WHAT TO WORK ON —
Set down every entry again exactly as it stands below.

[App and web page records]
========================================

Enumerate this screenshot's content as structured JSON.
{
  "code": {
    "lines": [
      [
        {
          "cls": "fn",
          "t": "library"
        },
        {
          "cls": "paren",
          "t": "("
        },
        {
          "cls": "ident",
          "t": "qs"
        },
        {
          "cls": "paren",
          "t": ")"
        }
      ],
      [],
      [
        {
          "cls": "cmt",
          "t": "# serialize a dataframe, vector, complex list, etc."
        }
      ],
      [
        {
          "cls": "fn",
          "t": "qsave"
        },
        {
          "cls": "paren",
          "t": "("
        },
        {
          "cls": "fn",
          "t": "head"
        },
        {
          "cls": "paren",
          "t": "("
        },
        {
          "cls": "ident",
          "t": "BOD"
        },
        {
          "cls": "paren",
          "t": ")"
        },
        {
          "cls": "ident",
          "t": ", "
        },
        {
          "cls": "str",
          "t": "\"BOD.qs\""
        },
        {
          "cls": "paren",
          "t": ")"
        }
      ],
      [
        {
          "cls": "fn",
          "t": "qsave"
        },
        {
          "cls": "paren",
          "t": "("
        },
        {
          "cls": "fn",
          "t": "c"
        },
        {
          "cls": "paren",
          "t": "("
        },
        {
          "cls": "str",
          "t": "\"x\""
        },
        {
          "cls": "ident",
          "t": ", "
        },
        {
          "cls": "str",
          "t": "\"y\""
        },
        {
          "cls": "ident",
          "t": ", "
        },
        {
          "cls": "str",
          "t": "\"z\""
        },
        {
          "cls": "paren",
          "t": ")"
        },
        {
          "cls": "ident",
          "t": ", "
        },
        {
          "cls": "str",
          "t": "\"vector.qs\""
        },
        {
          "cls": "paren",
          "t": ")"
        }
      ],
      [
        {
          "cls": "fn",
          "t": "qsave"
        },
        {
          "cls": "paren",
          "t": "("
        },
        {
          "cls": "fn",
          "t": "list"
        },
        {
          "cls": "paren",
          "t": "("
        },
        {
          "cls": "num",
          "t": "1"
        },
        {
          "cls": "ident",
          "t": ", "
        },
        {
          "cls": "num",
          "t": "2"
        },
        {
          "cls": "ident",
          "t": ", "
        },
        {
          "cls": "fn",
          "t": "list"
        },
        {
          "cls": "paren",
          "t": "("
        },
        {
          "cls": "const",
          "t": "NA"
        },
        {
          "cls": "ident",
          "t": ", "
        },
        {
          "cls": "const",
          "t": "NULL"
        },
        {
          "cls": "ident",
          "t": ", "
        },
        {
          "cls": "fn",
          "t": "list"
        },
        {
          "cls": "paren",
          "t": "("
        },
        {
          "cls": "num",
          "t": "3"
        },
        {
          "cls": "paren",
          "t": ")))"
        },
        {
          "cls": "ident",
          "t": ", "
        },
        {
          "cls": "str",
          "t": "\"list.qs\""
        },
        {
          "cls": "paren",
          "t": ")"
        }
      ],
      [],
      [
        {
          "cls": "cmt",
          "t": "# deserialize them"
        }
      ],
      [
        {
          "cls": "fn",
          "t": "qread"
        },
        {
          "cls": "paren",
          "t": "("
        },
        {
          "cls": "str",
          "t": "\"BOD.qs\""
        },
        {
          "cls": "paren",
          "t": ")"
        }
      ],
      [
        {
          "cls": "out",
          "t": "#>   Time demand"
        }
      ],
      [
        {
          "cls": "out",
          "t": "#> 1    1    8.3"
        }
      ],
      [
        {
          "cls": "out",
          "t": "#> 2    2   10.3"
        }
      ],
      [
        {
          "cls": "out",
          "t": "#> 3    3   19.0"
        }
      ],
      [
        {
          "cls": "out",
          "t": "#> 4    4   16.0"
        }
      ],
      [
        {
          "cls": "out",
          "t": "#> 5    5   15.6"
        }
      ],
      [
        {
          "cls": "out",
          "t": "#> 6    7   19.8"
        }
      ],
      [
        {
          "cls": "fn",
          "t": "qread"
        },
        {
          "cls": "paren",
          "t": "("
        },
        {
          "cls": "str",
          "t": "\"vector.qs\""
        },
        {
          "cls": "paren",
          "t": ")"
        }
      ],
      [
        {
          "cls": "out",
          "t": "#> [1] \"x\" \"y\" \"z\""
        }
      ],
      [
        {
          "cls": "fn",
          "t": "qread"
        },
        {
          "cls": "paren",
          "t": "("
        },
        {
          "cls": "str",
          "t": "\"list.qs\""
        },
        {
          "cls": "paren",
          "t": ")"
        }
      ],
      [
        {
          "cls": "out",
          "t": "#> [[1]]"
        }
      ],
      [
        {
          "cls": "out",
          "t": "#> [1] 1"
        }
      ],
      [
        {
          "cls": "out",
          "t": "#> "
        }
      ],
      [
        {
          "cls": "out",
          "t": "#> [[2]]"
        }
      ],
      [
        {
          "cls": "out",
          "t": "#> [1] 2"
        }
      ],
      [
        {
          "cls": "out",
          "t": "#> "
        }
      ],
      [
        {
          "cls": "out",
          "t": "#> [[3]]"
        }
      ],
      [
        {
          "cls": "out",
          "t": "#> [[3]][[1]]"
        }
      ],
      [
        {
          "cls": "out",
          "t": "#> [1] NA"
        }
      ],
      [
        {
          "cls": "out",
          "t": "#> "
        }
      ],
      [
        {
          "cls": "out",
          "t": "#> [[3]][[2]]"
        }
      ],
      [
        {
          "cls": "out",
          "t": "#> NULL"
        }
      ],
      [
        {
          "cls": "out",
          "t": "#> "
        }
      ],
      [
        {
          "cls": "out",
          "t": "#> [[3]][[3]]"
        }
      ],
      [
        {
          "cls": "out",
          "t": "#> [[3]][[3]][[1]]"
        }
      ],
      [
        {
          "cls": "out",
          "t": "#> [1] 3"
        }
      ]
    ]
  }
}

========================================

OUTPUT BELOW —
Enumerate this screenshot's content as structured JSON.
{
  "code": {
    "lines": [
      [
        {
          "cls": "fn",
          "t": "library"
        },
        {
          "cls": "paren",
          "t": "("
        },
        {
          "cls": "ident",
          "t": "qs"
        },
        {
          "cls": "paren",
          "t": ")"
        }
      ],
      [],
      [
        {
          "cls": "cmt",
          "t": "# serialize a dataframe, vector, complex list, etc."
        }
      ],
      [
        {
          "cls": "fn",
          "t": "qsave"
        },
        {
          "cls": "paren",
          "t": "("
        },
        {
          "cls": "fn",
          "t": "head"
        },
        {
          "cls": "paren",
          "t": "("
        },
        {
          "cls": "ident",
          "t": "BOD"
        },
        {
          "cls": "paren",
          "t": ")"
        },
        {
          "cls": "ident",
          "t": ", "
        },
        {
          "cls": "str",
          "t": "\"BOD.qs\""
        },
        {
          "cls": "paren",
          "t": ")"
        }
      ],
      [
        {
          "cls": "fn",
          "t": "qsave"
        },
        {
          "cls": "paren",
          "t": "("
        },
        {
          "cls": "fn",
          "t": "c"
        },
        {
          "cls": "paren",
          "t": "("
        },
        {
          "cls": "str",
          "t": "\"x\""
        },
        {
          "cls": "ident",
          "t": ", "
        },
        {
          "cls": "str",
          "t": "\"y\""
        },
        {
          "cls": "ident",
          "t": ", "
        },
        {
          "cls": "str",
          "t": "\"z\""
        },
        {
          "cls": "paren",
          "t": ")"
        },
        {
          "cls": "ident",
          "t": ", "
        },
        {
          "cls": "str",
          "t": "\"vector.qs\""
        },
        {
          "cls": "paren",
          "t": ")"
        }
      ],
      [
        {
          "cls": "fn",
          "t": "qsave"
        },
        {
          "cls": "paren",
          "t": "("
        },
        {
          "cls": "fn",
          "t": "list"
        },
        {
          "cls": "paren",
          "t": "("
        },
        {
          "cls": "num",
          "t": "1"
        },
        {
          "cls": "ident",
          "t": ", "
        },
        {
          "cls": "num",
          "t": "2"
        },
        {
          "cls": "ident",
          "t": ", "
        },
        {
          "cls": "fn",
          "t": "list"
        },
        {
          "cls": "paren",
          "t": "("
        },
        {
          "cls": "const",
          "t": "NA"
        },
        {
          "cls": "ident",
          "t": ", "
        },
        {
          "cls": "const",
          "t": "NULL"
        },
        {
          "cls": "ident",
          "t": ", "
        },
        {
          "cls": "fn",
          "t": "list"
        },
        {
          "cls": "paren",
          "t": "("
        },
        {
          "cls": "num",
          "t": "3"
        },
        {
          "cls": "paren",
          "t": ")))"
        },
        {
          "cls": "ident",
          "t": ", "
        },
        {
          "cls": "str",
          "t": "\"list.qs\""
        },
        {
          "cls": "paren",
          "t": ")"
        }
      ],
      [],
      [
        {
          "cls": "cmt",
          "t": "# deserialize them"
        }
      ],
      [
        {
          "cls": "fn",
          "t": "qread"
        },
        {
          "cls": "paren",
          "t": "("
        },
        {
          "cls": "str",
          "t": "\"BOD.qs\""
        },
        {
          "cls": "paren",
          "t": ")"
        }
      ],
      [
        {
          "cls": "out",
          "t": "#>   Time demand"
        }
      ],
      [
        {
          "cls": "out",
          "t": "#> 1    1    8.3"
        }
      ],
      [
        {
          "cls": "out",
          "t": "#> 2    2   10.3"
        }
      ],
      [
        {
          "cls": "out",
          "t": "#> 3    3   19.0"
        }
      ],
      [
        {
          "cls": "out",
          "t": "#> 4    4   16.0"
        }
      ],
      [
        {
          "cls": "out",
          "t": "#> 5    5   15.6"
        }
      ],
      [
        {
          "cls": "out",
          "t": "#> 6    7   19.8"
        }
      ],
      [
        {
          "cls": "fn",
          "t": "qread"
        },
        {
          "cls": "paren",
          "t": "("
        },
        {
          "cls": "str",
          "t": "\"vector.qs\""
        },
        {
          "cls": "paren",
          "t": ")"
        }
      ],
      [
        {
          "cls": "out",
          "t": "#> [1] \"x\" \"y\" \"z\""
        }
      ],
      [
        {
          "cls": "fn",
          "t": "qread"
        },
        {
          "cls": "paren",
          "t": "("
        },
        {
          "cls": "str",
          "t": "\"list.qs\""
        },
        {
          "cls": "paren",
          "t": ")"
        }
      ],
      [
        {
          "cls": "out",
          "t": "#> [[1]]"
        }
      ],
      [
        {
          "cls": "out",
          "t": "#> [1] 1"
        }
      ],
      [
        {
          "cls": "out",
          "t": "#> "
        }
      ],
      [
        {
          "cls": "out",
          "t": "#> [[2]]"
        }
      ],
      [
        {
          "cls": "out",
          "t": "#> [1] 2"
        }
      ],
      [
        {
          "cls": "out",
          "t": "#> "
        }
      ],
      [
        {
          "cls": "out",
          "t": "#> [[3]]"
        }
      ],
      [
        {
          "cls": "out",
          "t": "#> [[3]][[1]]"
        }
      ],
      [
        {
          "cls": "out",
          "t": "#> [1] NA"
        }
      ],
      [
        {
          "cls": "out",
          "t": "#> "
        }
      ],
      [
        {
          "cls": "out",
          "t": "#> [[3]][[2]]"
        }
      ],
      [
        {
          "cls": "out",
          "t": "#> NULL"
        }
      ],
      [
        {
          "cls": "out",
          "t": "#> "
        }
      ],
      [
        {
          "cls": "out",
          "t": "#> [[3]][[3]]"
        }
      ],
      [
        {
          "cls": "out",
          "t": "#> [[3]][[3]][[1]]"
        }
      ],
      [
        {
          "cls": "out",
          "t": "#> [1] 3"
        }
      ]
    ]
  }
}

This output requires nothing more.